The project’s aerial component started on 15 June from an air base in Colombo, Sri Lanka. Scientists have been flying aboard the US Air Force’s hurricane-hunter C-130 plane, which carries equipment to measure properties of clouds and the atmosphere. It is releasing instrument packages called dropsondes that measure temperature, pressure and wind speed as they plummet towards the sea.
The Thompson, meanwhile, left Chennai, India, on 4 June for the first of two research legs to gather data on ocean conditions. Scientists on board — mostly students and early-career researchers — deployed a variety of instruments to measure temperature, salinity, currents and other factors at different depths and locations across the Bay of Bengal. They also released radiosondes, which are instrument packages carried upward by weather balloons to gather meteorological data.
“We want to observe the conditions across the air–sea interface cleanly, which is a challenging thing to do,” says Emily Shroyer, an oceanographer at Oregon State University in Corvallis who led the first leg. The second leg will take another group of scientists on board and will wrap up by 22 July. This team will travel farther to the south, while an associated group will take measurements near Sri Lanka with the NARA research vessel Samudrika, says NARA oceanographer Priyantha Jinadasa.

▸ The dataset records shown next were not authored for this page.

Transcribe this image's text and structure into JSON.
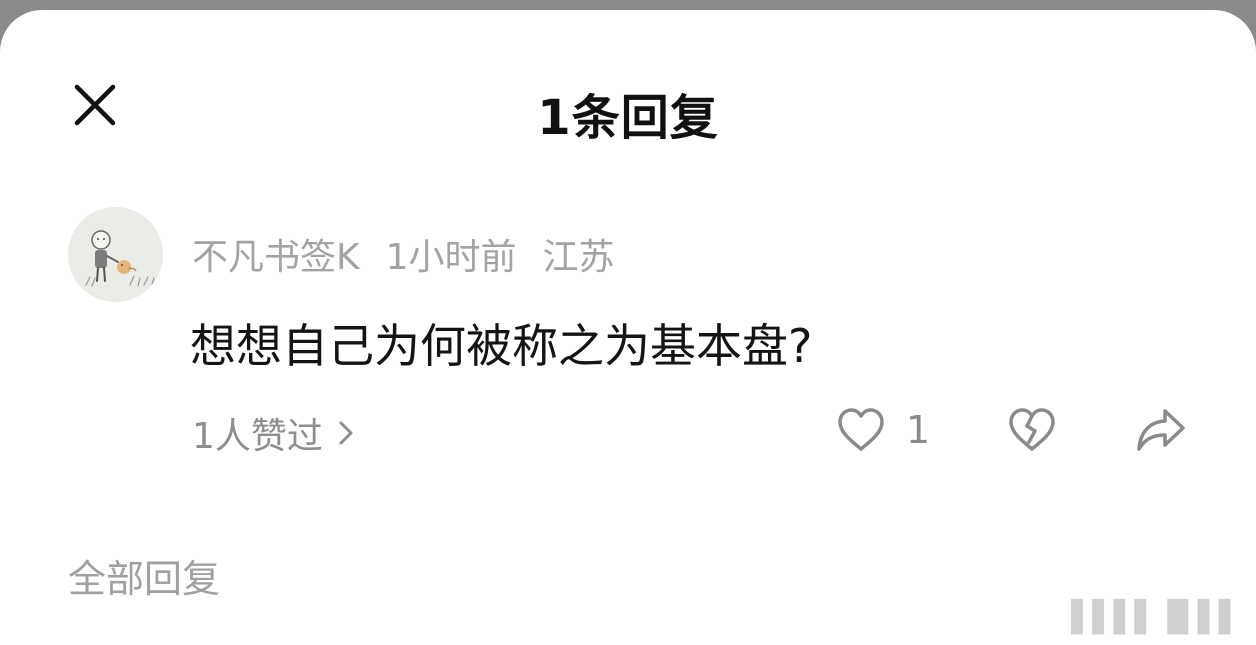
{
  "header": {
    "title": "1条回复",
    "close_icon": "close-icon"
  },
  "comment": {
    "author": "不凡书签K",
    "time": "1小时前",
    "location": "江苏",
    "text": "想想自己为何被称之为基本盘?",
    "likers_text": "1人赞过",
    "like_count": "1",
    "icons": {
      "like": "heart-outline-icon",
      "dislike": "broken-heart-icon",
      "share": "share-arrow-icon",
      "likers_chevron": "chevron-right-icon"
    }
  },
  "section": {
    "title": "全部回复"
  },
  "colors": {
    "background": "#ffffff",
    "title_text": "#111111",
    "meta_text": "#a3a3a3",
    "icon_stroke": "#8a8a8a"
  }
}
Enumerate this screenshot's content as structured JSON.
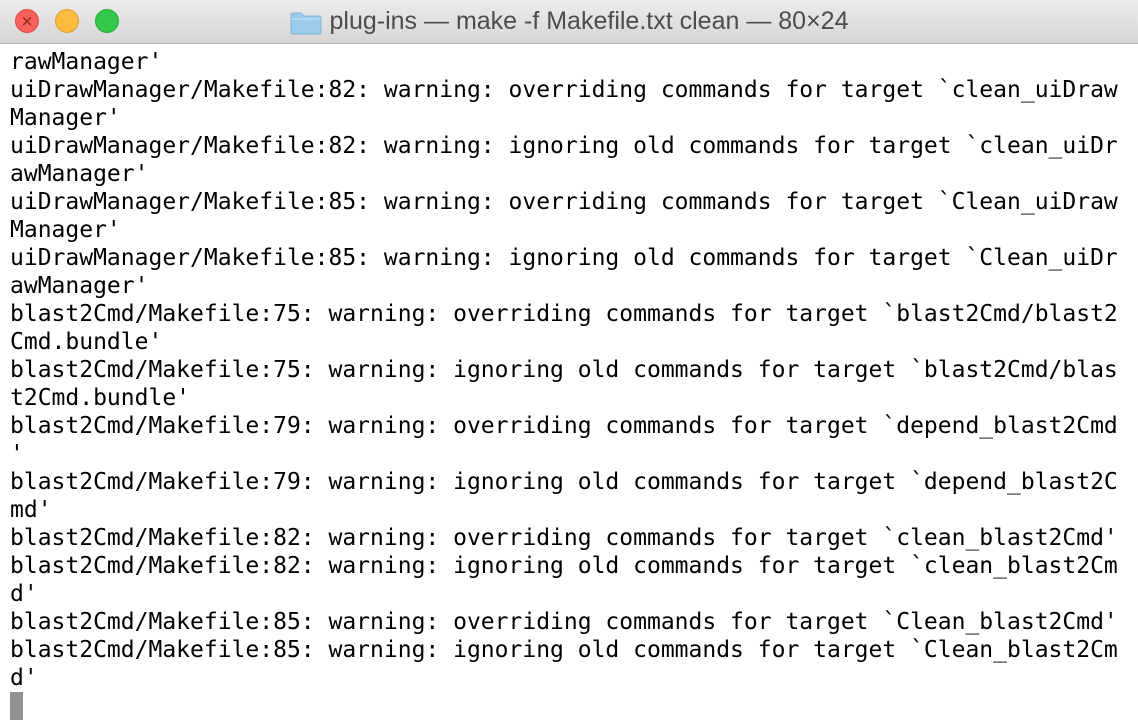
{
  "window": {
    "title": "plug-ins — make -f Makefile.txt clean — 80×24",
    "close_glyph": "×",
    "colors": {
      "close": "#fc605c",
      "minimize": "#fdbc40",
      "zoom": "#34c84a",
      "folder": "#9ccaea"
    }
  },
  "terminal": {
    "lines": [
      "rawManager'",
      "uiDrawManager/Makefile:82: warning: overriding commands for target `clean_uiDraw",
      "Manager'",
      "uiDrawManager/Makefile:82: warning: ignoring old commands for target `clean_uiDr",
      "awManager'",
      "uiDrawManager/Makefile:85: warning: overriding commands for target `Clean_uiDraw",
      "Manager'",
      "uiDrawManager/Makefile:85: warning: ignoring old commands for target `Clean_uiDr",
      "awManager'",
      "blast2Cmd/Makefile:75: warning: overriding commands for target `blast2Cmd/blast2",
      "Cmd.bundle'",
      "blast2Cmd/Makefile:75: warning: ignoring old commands for target `blast2Cmd/blas",
      "t2Cmd.bundle'",
      "blast2Cmd/Makefile:79: warning: overriding commands for target `depend_blast2Cmd",
      "'",
      "blast2Cmd/Makefile:79: warning: ignoring old commands for target `depend_blast2C",
      "md'",
      "blast2Cmd/Makefile:82: warning: overriding commands for target `clean_blast2Cmd'",
      "blast2Cmd/Makefile:82: warning: ignoring old commands for target `clean_blast2Cm",
      "d'",
      "blast2Cmd/Makefile:85: warning: overriding commands for target `Clean_blast2Cmd'",
      "blast2Cmd/Makefile:85: warning: ignoring old commands for target `Clean_blast2Cm",
      "d'"
    ]
  }
}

With enough data and analysis, MISO forecasts could improve in perhaps five or ten years, says team member Debasis Sengupta, a monsoon expert at the Indian Institute of Science in Bangalore. "It is a fascinating and deep problem in tropical climate," he says.
Project scientists are already planning a second, longer season of field observations for next summer. Details have not yet been finalized, but the team will continue to target how energy flows between the air and the sea during the monsoon. “There’s constantly this game going on between the atmosphere and the ocean,” says Amit Tandon, an oceanographer at the University of Massachusetts in Dartmouth. “It’s every bit as exciting as a World Cup match between two nations.”
This article was first published in Nature.